= Records for processing =
- - -
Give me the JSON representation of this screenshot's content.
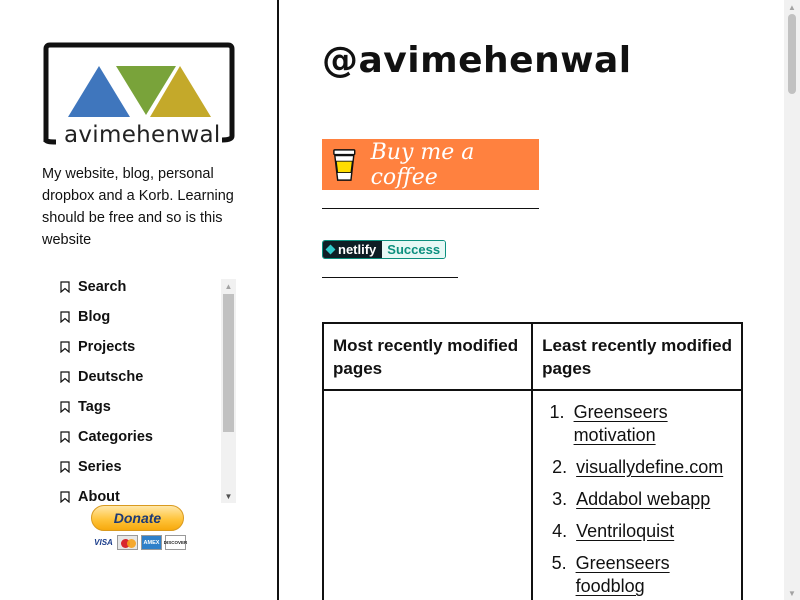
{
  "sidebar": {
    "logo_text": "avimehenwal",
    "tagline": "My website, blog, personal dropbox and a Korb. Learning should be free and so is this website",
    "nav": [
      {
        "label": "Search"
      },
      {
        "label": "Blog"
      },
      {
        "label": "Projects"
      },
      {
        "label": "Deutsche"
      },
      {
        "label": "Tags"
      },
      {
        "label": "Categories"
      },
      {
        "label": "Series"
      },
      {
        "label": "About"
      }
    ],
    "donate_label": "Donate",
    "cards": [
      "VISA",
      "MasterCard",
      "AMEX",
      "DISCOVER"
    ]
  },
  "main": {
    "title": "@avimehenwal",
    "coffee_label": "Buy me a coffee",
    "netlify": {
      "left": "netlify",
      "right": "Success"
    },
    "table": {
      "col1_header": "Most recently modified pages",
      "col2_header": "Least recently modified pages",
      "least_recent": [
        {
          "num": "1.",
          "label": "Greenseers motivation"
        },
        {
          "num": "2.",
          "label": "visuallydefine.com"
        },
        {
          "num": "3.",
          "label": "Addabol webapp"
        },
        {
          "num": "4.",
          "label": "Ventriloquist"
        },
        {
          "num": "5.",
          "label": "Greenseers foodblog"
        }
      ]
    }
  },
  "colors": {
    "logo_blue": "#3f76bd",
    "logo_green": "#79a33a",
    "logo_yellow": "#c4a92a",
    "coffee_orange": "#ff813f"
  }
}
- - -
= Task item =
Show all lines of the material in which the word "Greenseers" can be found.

= Written response =
          "label": "Greenseers motivation"
          "label": "Greenseers foodblog"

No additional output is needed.